SIR, -- Through our common friend, Mr. P., I have received your note of this evening. Upon due reflection I frankly admit the propriety of the explanation you suggest. This being admitted, I still find great difficulty, (owing to the refinedly peculiar nature of our disagreement, and of the personal affront offered on my part,) in so wording what I have to say by way of apology, as to meet all the minute exigencies, and all the variable shadows, of the case. I have great reliance, however, on that extreme delicacy of discrimination, in matters appertaining to the rules of etiquette, for which you have been so long and so pre-eminently distinguished. With perfect certainty, therefore, of being comprehended, I beg leave, in lieu of offering any sentiments of my own, to refer you to the opinions of Sieur Hedelin, as set forth in the ninth paragraph of the chapter of "Injuriae per applicationem, per constructionem, et per se," in his "Duelli Lex scripta, et non; aliterque." The nicety of your discernment in all the matters here treated, will be sufficient, I am assured, to convince you that the mere circumstance of me referring you to this admirable passage, ought to satisfy your request, as a man of honor, for explanation.
With sentiments of profound respect,
Your most obedient servant,
The Herr Johann Hermann
Hermann commenced the perusal of this epistle with a scowl, which, however, was converted into a smile of the most ludicrous self-complacency as he came to the rigmarole about Injuriae per applicationem, per constructionem, et per se. Having finished reading, he begged me, with the blandest of all possible smiles, to be seated, while he made reference to the treatise in question.

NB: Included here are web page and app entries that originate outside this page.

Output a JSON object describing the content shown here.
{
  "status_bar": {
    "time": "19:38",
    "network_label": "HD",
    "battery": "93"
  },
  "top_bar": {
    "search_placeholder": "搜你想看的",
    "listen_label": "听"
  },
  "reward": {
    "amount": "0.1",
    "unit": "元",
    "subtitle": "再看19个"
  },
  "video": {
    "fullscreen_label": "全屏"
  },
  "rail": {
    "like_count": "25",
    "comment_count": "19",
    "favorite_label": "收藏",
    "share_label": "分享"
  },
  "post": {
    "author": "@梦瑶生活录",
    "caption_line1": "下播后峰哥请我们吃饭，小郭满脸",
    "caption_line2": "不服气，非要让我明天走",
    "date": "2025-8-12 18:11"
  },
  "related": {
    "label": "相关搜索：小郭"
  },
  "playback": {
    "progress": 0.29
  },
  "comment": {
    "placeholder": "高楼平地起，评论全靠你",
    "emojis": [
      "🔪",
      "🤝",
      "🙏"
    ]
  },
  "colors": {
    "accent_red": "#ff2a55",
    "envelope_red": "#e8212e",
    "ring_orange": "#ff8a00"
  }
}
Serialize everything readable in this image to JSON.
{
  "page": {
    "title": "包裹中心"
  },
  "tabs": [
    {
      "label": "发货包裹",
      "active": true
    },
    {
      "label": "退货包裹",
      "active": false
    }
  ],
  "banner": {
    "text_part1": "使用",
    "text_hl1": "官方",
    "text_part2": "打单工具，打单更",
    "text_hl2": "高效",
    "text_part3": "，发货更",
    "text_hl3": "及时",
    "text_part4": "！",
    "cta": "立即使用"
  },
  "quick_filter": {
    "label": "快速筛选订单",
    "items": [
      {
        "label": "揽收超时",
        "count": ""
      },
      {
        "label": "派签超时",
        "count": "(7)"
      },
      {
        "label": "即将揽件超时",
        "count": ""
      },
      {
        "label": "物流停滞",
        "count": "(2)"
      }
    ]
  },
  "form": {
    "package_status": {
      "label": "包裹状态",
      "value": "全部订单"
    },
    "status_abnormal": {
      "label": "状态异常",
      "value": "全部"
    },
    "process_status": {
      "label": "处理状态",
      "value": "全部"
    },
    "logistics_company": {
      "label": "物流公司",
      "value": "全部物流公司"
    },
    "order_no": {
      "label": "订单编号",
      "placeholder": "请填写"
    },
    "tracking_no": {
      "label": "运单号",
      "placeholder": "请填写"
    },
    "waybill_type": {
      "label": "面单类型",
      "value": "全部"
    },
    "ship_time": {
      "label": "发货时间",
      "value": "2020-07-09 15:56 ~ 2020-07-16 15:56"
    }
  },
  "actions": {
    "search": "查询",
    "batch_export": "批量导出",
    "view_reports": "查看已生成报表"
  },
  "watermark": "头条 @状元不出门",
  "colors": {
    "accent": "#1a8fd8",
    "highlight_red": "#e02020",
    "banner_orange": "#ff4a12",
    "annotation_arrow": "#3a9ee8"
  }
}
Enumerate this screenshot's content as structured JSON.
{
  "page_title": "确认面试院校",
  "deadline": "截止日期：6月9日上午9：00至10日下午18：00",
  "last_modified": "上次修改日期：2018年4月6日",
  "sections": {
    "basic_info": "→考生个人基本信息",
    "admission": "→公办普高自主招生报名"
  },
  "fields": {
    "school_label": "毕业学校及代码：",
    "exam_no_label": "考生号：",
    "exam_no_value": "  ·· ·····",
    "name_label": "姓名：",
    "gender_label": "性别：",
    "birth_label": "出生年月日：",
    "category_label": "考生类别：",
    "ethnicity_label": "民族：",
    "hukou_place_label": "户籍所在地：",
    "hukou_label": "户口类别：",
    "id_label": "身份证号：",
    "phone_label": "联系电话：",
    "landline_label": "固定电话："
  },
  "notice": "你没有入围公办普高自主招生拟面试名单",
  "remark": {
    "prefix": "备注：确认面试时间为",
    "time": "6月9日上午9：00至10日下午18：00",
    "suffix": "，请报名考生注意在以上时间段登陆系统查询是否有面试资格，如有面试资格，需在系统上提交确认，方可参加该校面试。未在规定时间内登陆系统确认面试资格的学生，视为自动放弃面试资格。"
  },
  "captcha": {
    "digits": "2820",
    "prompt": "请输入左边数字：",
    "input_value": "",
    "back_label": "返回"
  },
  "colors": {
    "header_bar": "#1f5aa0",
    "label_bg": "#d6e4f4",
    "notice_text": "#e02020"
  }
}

Turning to the passage specified, he read it with great care to himself, then closed the book, and desired me, in my character of confidential acquaintance, to express to the Baron von Jung his exalted sense of his chivalrous behavior, and, in that of second, to assure him that the explanation offered was of the fullest, the most honorable, and the most unequivocally satisfactory nature.
Somewhat amazed at all this, I made my retreat to the Baron. He seemed to receive Hermann's amicable letter as a matter of course, and after a few words of general conversation, went to an inner room and brought out the everlasting treatise "Duelli Lex scripta, et non; aliterque." He handed me the volume and asked me to look over some portion of it. I did so, but to little purpose, not being able to gather the least particle of meaning. He then took the book himself, and read me a chapter aloud. To my surprise, what he read proved to be a most horribly absurd account of a duel between two baboons. He now explained the mystery; showing that the volume, as it appeared prima facie, was written upon the plan of the nonsense verses of Du Bartas; that is to say, the language was ingeniously framed so as to present to the ear all the outward signs of intelligibility, and even of profundity, while in fact not a shadow of meaning existed. The key to the whole was found in leaving out every second and third word alternately, when there appeared a series of ludicrous quizzes upon a single combat as practised in modern times.
The Baron afterwards informed me that he had purposely thrown the treatise in Hermann's way two or three weeks before the adventure, and that he was satisfied, from the general tenor of his conversation, that he had studied it with the deepest attention, and firmly believed it to be a work of unusual merit. Upon this hint he proceeded. Hermann would have died a thousand deaths rather than acknowledge his inability to understand anything and everything in the universe that had ever been written about the duello.